### What needs to be done:
Report every line of the records that contains the word "title".

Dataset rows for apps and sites
--

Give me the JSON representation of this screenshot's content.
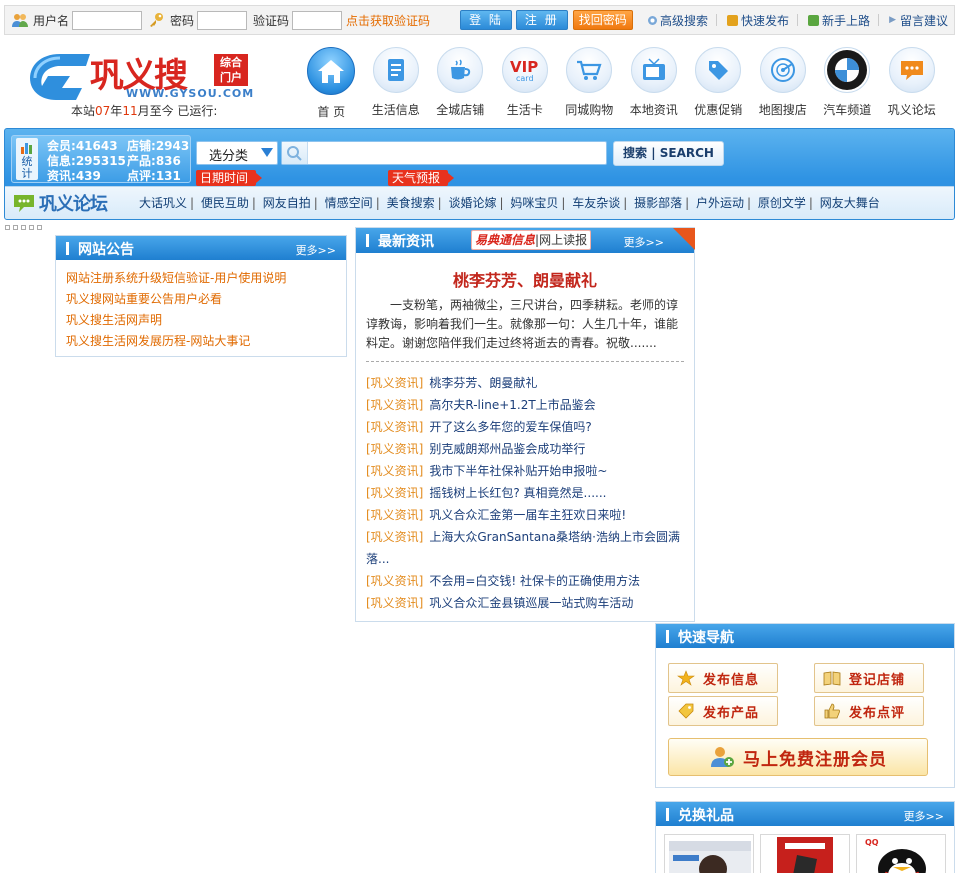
{
  "login": {
    "username_label": "用户名",
    "password_label": "密码",
    "captcha_label": "验证码",
    "get_code": "点击获取验证码",
    "login_button": "登 陆",
    "register_button": "注 册",
    "forgot_button": "找回密码"
  },
  "toplinks": [
    {
      "label": "高级搜索",
      "icon": "gear-icon"
    },
    {
      "label": "快速发布",
      "icon": "play-icon"
    },
    {
      "label": "新手上路",
      "icon": "help-icon"
    },
    {
      "label": "留言建议",
      "icon": "arrow-icon"
    }
  ],
  "brand": {
    "name": "巩义搜",
    "badge_line1": "综合",
    "badge_line2": "门户",
    "url": "WWW.GYSOU.COM"
  },
  "runtime": {
    "prefix": "本站",
    "month": "07",
    "month_unit": "年",
    "day": "11",
    "suffix": "月至今 已运行:"
  },
  "nav": [
    {
      "label": "首 页",
      "icon": "home-icon"
    },
    {
      "label": "生活信息",
      "icon": "document-icon"
    },
    {
      "label": "全城店铺",
      "icon": "cup-icon"
    },
    {
      "label": "生活卡",
      "icon": "vip-card-icon"
    },
    {
      "label": "同城购物",
      "icon": "cart-icon"
    },
    {
      "label": "本地资讯",
      "icon": "tv-icon"
    },
    {
      "label": "优惠促销",
      "icon": "tag-icon"
    },
    {
      "label": "地图搜店",
      "icon": "radar-icon"
    },
    {
      "label": "汽车频道",
      "icon": "bmw-icon"
    },
    {
      "label": "巩义论坛",
      "icon": "chat-icon"
    }
  ],
  "stats": {
    "icon_label": "统计",
    "members_label": "会员:",
    "members": "41643",
    "shops_label": "店铺:",
    "shops": "2943",
    "info_label": "信息:",
    "info": "295315",
    "products_label": "产品:",
    "products": "836",
    "news_label": "资讯:",
    "news": "439",
    "reviews_label": "点评:",
    "reviews": "131"
  },
  "search": {
    "category": "选分类",
    "button": "搜索 | SEARCH",
    "tag_date": "日期时间",
    "tag_weather": "天气预报"
  },
  "forum": {
    "logo": "巩义论坛",
    "links": [
      "大话巩义",
      "便民互助",
      "网友自拍",
      "情感空间",
      "美食搜索",
      "谈婚论嫁",
      "妈咪宝贝",
      "车友杂谈",
      "摄影部落",
      "户外运动",
      "原创文学",
      "网友大舞台"
    ]
  },
  "notice": {
    "title": "网站公告",
    "more": "更多>>",
    "items": [
      "网站注册系统升级短信验证-用户使用说明",
      "巩义搜网站重要公告用户必看",
      "巩义搜生活网声明",
      "巩义搜生活网发展历程-网站大事记"
    ]
  },
  "news": {
    "title": "最新资讯",
    "paper_brand": "易典通信息",
    "paper_text": "网上读报",
    "more": "更多>>",
    "headline": "桃李芬芳、朗曼献礼",
    "summary": "一支粉笔，两袖微尘，三尺讲台，四季耕耘。老师的谆谆教诲，影响着我们一生。就像那一句：人生几十年，谁能料定。谢谢您陪伴我们走过终将逝去的青春。祝敬.......",
    "category": "[巩义资讯]",
    "items": [
      "桃李芬芳、朗曼献礼",
      "高尔夫R-line+1.2T上市品鉴会",
      "开了这么多年您的爱车保值吗?",
      "别克威朗郑州品鉴会成功举行",
      "我市下半年社保补贴开始申报啦~",
      "摇钱树上长红包? 真相竟然是......",
      "巩义合众汇金第一届车主狂欢日来啦!",
      "上海大众GranSantana桑塔纳·浩纳上市会圆满落...",
      "不会用=白交钱! 社保卡的正确使用方法",
      "巩义合众汇金县镇巡展一站式购车活动"
    ]
  },
  "quicknav": {
    "title": "快速导航",
    "post_info": "发布信息",
    "register_shop": "登记店铺",
    "post_product": "发布产品",
    "post_review": "发布点评",
    "register_member": "马上免费注册会员"
  },
  "gifts": {
    "title": "兑换礼品",
    "more": "更多>>"
  }
}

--

### Task response:
    "title": "网站公告",
    "title": "最新资讯",
    "title": "快速导航",
    "title": "兑换礼品",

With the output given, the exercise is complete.